Sampling of Hudson River Valley Ramble events happening this weekend:
Lower Hudson River Valley:
Sept. 3, Sept. 4 and Sept. 5 (Various Times). Visit The Armour-Stiner Octagon House, 45 West Clinton Ave., Irvington, the only known residence built in the form of a domed, ancient classical temple.
Created as a whimsical summer retreat in 1872 by tea-importer Joseph Stiner, this National Historic Landmark’s shape was based on the theories of Orson Squire Fowler, a phrenologist, who believed octagonal houses enclosed more space, allowed the sun in at all times, and permitted more views into the landscape.
Sept. 4, 11 a.m. Visit the grounds of John Jay Homestead State Historic Site for a 20-minute outdoor program focused on John Jay’s Bedford House.
Please note that this event takes place solely outside.
Sept. 4, 8:30 a.m. Local farms and food makers gather in the heart of Ossining Village on Saturdays for the Ossining Farmers Market. Stop by for lunch or a snack while you browse the village, on your way to the Hudson River waterfront, or before you hit the Croton Aqueduct trail.
Mid-Hudson River Valley:
Sept. 4, 9:30 a.m. Paddle the Hudson River with Kingston Parks & Recreation for their Fall Foliage Paddle. This paddle launches from Kingston Point Beach and includes instruction, equipment, and a guide.
Sept. 4, 4 p.m. What better way to show appreciation for farmland other than to photograph it? Join photographer Jane Haslam for this photography experience at McEnroe Organic Farm.

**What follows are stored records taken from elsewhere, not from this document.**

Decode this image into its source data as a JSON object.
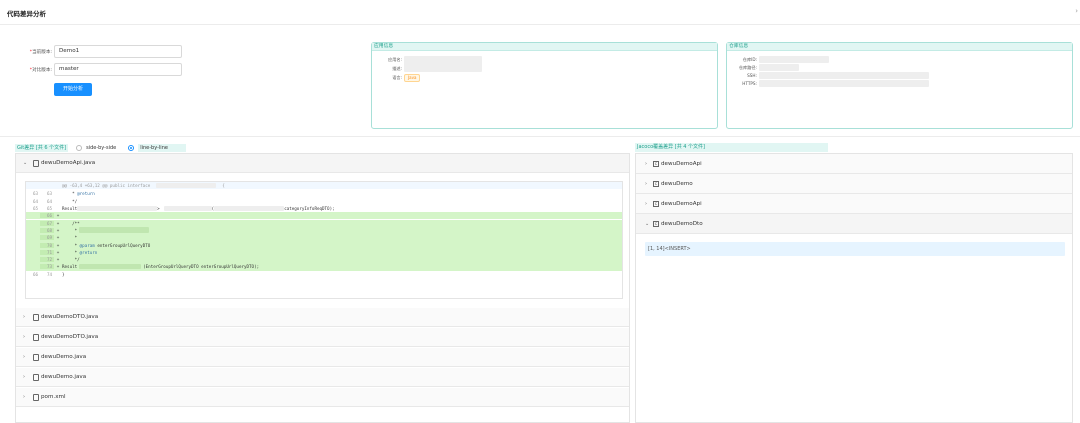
{
  "header": {
    "title": "代码差异分析",
    "close_icon": "›"
  },
  "form": {
    "current_label": "当前版本:",
    "current_value": "Demo1",
    "compare_label": "对比版本:",
    "compare_value": "master",
    "start_button": "开始分析"
  },
  "app_info": {
    "title": "应用信息",
    "name_label": "应用名:",
    "desc_label": "描述:",
    "lang_label": "语言:",
    "lang_value": "Java"
  },
  "repo_info": {
    "title": "仓库信息",
    "id_label": "仓库ID:",
    "path_label": "仓库路径:",
    "ssh_label": "SSH:",
    "https_label": "HTTPS:"
  },
  "git": {
    "title": "Git差异 [共 6 个文件]",
    "mode_side": "side-by-side",
    "mode_line": "line-by-line",
    "files": [
      {
        "name": "dewuDemoApi.java",
        "expanded": true
      },
      {
        "name": "dewuDemoDTO.java",
        "expanded": false
      },
      {
        "name": "dewuDemoDTO.java",
        "expanded": false
      },
      {
        "name": "dewuDemo.java",
        "expanded": false
      },
      {
        "name": "dewuDemo.java",
        "expanded": false
      },
      {
        "name": "pom.xml",
        "expanded": false
      }
    ]
  },
  "diff": {
    "hunk": "@@ -63,4 +63,12 @@ public interface",
    "lines": [
      {
        "o": "63",
        "n": "63",
        "pm": "",
        "text": "    * @return",
        "type": "ctx"
      },
      {
        "o": "64",
        "n": "64",
        "pm": "",
        "text": "    */",
        "type": "ctx"
      },
      {
        "o": "65",
        "n": "65",
        "pm": "",
        "text": "Result",
        "type": "ctx"
      },
      {
        "o": "",
        "n": "66",
        "pm": "+",
        "text": "",
        "type": "add"
      },
      {
        "o": "",
        "n": "67",
        "pm": "+",
        "text": "    /**",
        "type": "add"
      },
      {
        "o": "",
        "n": "68",
        "pm": "+",
        "text": "     *",
        "type": "add"
      },
      {
        "o": "",
        "n": "69",
        "pm": "+",
        "text": "     *",
        "type": "add"
      },
      {
        "o": "",
        "n": "70",
        "pm": "+",
        "text": "     * @param enterGroupUrlQueryDTO",
        "type": "add"
      },
      {
        "o": "",
        "n": "71",
        "pm": "+",
        "text": "     * @return",
        "type": "add"
      },
      {
        "o": "",
        "n": "72",
        "pm": "+",
        "text": "     */",
        "type": "add"
      },
      {
        "o": "",
        "n": "73",
        "pm": "+",
        "text": "Result<EnterGroupUrlDTO>",
        "type": "add"
      },
      {
        "o": "66",
        "n": "74",
        "pm": "",
        "text": "}",
        "type": "ctx"
      }
    ],
    "line65_mid1": ">",
    "line65_mid2": "(",
    "line65_tail": "categoryInfoReqDTO);",
    "line73_tail": "(EnterGroupUrlQueryDTO enterGroupUrlQueryDTO);",
    "brace": "{"
  },
  "jacoco": {
    "title": "Jacoco覆盖差异 [共 4 个文件]",
    "files": [
      {
        "name": "dewuDemoApi",
        "expanded": false
      },
      {
        "name": "dewuDemo",
        "expanded": false
      },
      {
        "name": "dewuDemoApi",
        "expanded": false
      },
      {
        "name": "dewuDemoDto",
        "expanded": true
      }
    ],
    "result": "[1, 14]<INSERT>"
  }
}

Sept. 4 and Sept. 5, noon. Explore local history on this self-guided History Crawl exploring Cold Spring’s nationally recognized Historic District.
Upper Hudson River Valley:

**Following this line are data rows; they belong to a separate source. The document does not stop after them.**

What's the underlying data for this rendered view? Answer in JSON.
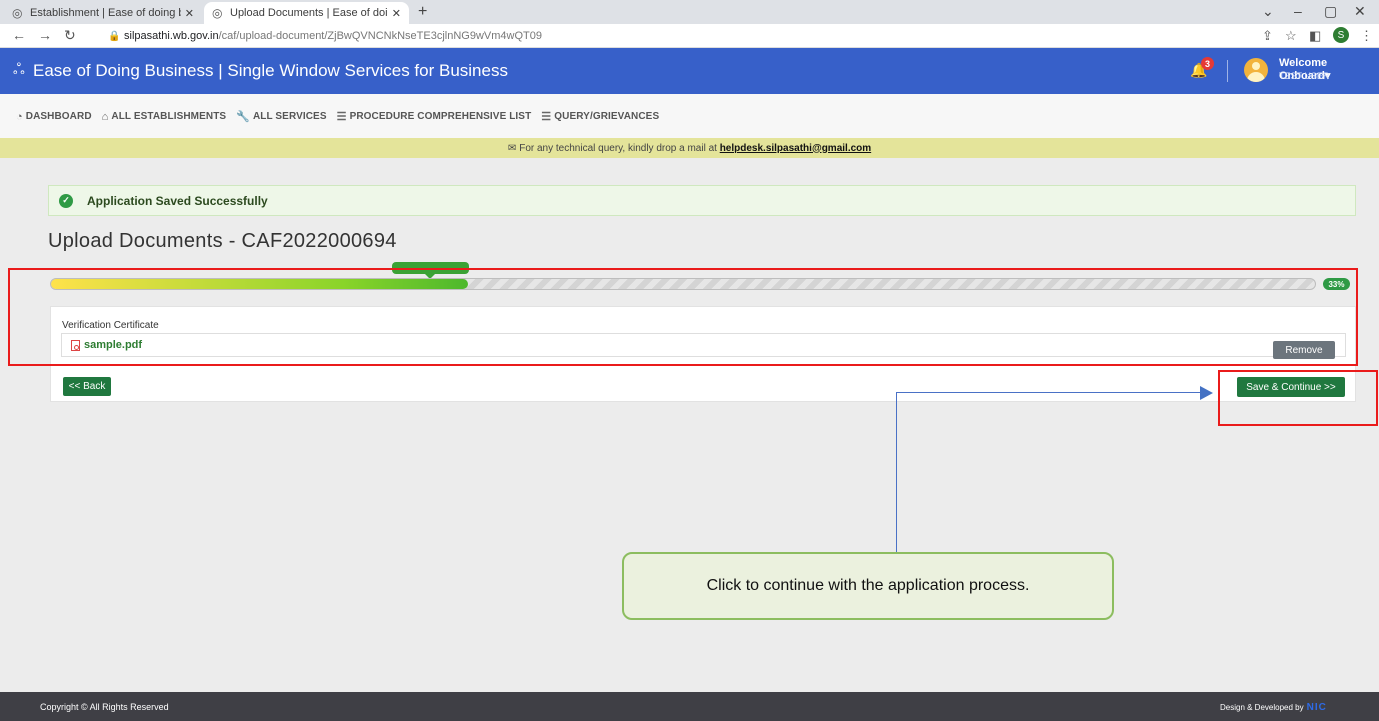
{
  "browser": {
    "tabs": [
      {
        "title": "Establishment | Ease of doing bu",
        "active": false
      },
      {
        "title": "Upload Documents | Ease of doi",
        "active": true
      }
    ],
    "url_host": "silpasathi.wb.gov.in",
    "url_path": "/caf/upload-document/ZjBwQVNCNkNseTE3cjlnNG9wVm4wQT09",
    "profile_initial": "S"
  },
  "header": {
    "title": "Ease of Doing Business | Single Window Services for Business",
    "notification_count": "3",
    "welcome": "Welcome Onboard",
    "user": "TEST USER"
  },
  "menu": [
    {
      "label": "DASHBOARD",
      "icon": "gauge-icon"
    },
    {
      "label": "ALL ESTABLISHMENTS",
      "icon": "building-icon"
    },
    {
      "label": "ALL SERVICES",
      "icon": "wrench-icon"
    },
    {
      "label": "PROCEDURE COMPREHENSIVE LIST",
      "icon": "list-icon"
    },
    {
      "label": "QUERY/GRIEVANCES",
      "icon": "list-icon"
    }
  ],
  "notice": {
    "text": "For any technical query, kindly drop a mail at",
    "email": "helpdesk.silpasathi@gmail.com"
  },
  "alert": {
    "text": "Application Saved Successfully"
  },
  "page": {
    "title": "Upload Documents - CAF2022000694"
  },
  "progress": {
    "percent": 33,
    "label": "33%"
  },
  "document": {
    "label": "Verification Certificate",
    "file": "sample.pdf",
    "remove_label": "Remove"
  },
  "actions": {
    "back_label": "<< Back",
    "save_label": "Save & Continue >>"
  },
  "annotation": {
    "callout_text": "Click to continue with the application process."
  },
  "footer": {
    "copyright": "Copyright © All Rights Reserved",
    "designed_by": "Design & Developed by",
    "developer_logo": "NIC"
  },
  "colors": {
    "header_bg": "#3760c9",
    "primary_button": "#20783f",
    "annotation_red": "#ea1b1b",
    "callout_bg": "#ebf1de"
  }
}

Sept. 3, 12:30 p.m. Taste Albany’s rapidly evolving culinary scene by exploring the food print of this historic city on the west bank of the Hudson River! Put on your walking shoes for the Historic Downtown Albany Food Tour.

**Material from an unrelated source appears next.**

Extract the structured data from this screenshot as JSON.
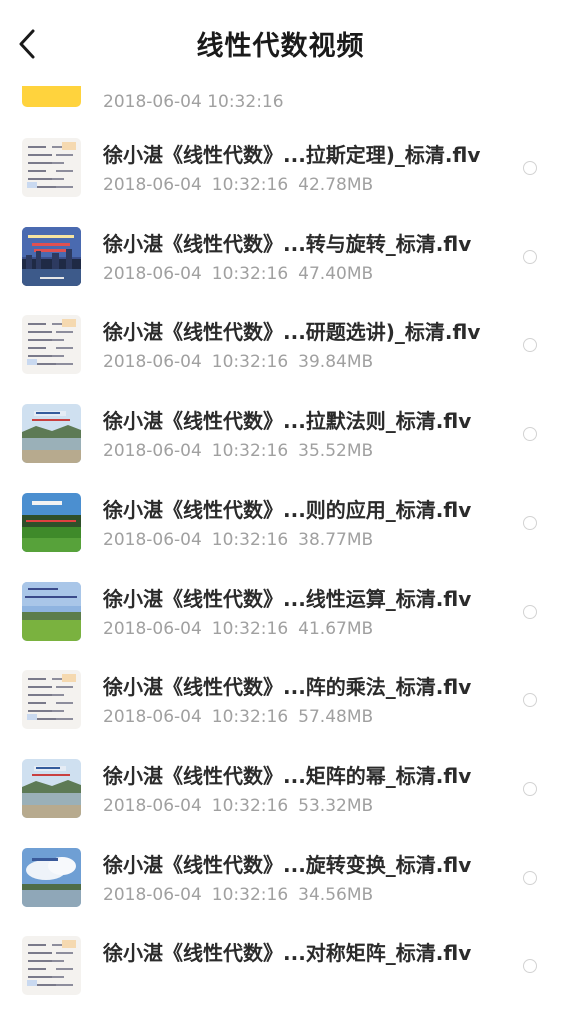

Sept. 3, Sept. 4 and Sept. 5 10 a.m. Explore the restored historic interiors of the Thomas Cole National Historic Site to learn about the artist and environmentalist Thomas Cole (1801-1848) and see the exhibition “Cross Pollination: Heade, Cole, Church & Our Contemporary Moment.”
Sept. 4, 8 a.m. Get your binoculars ready for this Labor Day Weekend Bird Walk!
Join the Alan Devoe Bird Club on an exploration through Olana’s artist-designed landscape while keeping eyes and ears open for local birds.
The Hudson River Valley Ramble celebrates the history, culture, and natural resources of the Hudson River Valley National Heritage Area, as well as the amazing landscapes, communities, and trails throughout the region.
A 2012 study found that the Ramble provides an annual boost to the economy of the Hudson Valley of $21 million.
The Ramble is presented by the Hudson River Valley Greenway and Hudson River Valley National Heritage Area and is sponsored by The New York State Division of Tourism “I Love NY”; The New York State Department of Environmental Conservation’s Hudson River Estuary Program; The New York State Office of Parks, Recreation and Historic Preservation; and The National Park Service.
The Ramble is made possible by nearly 50 partner organizations.
The Hudson River Valley National Heritage Area program was established by Congress in 1996 and is funded, in part, through the National Park Service, Department of Interior. The National Heritage Area expands on traditional approaches to resource stewardship by building public and private partnerships that help celebrate, preserve, protect, and interpret the nationally significant resources for the Hudson River Valley for the benefit of the nation.
The activities of the HRVNHA and its partners contribute $975 Million in annual economic benefit, supporting 9,888 jobs in the Hudson Valley and $112 million in local and state tax revenue.
The Hudson River Valley National Heritage Area is managed by the Hudson River Valley Greenway.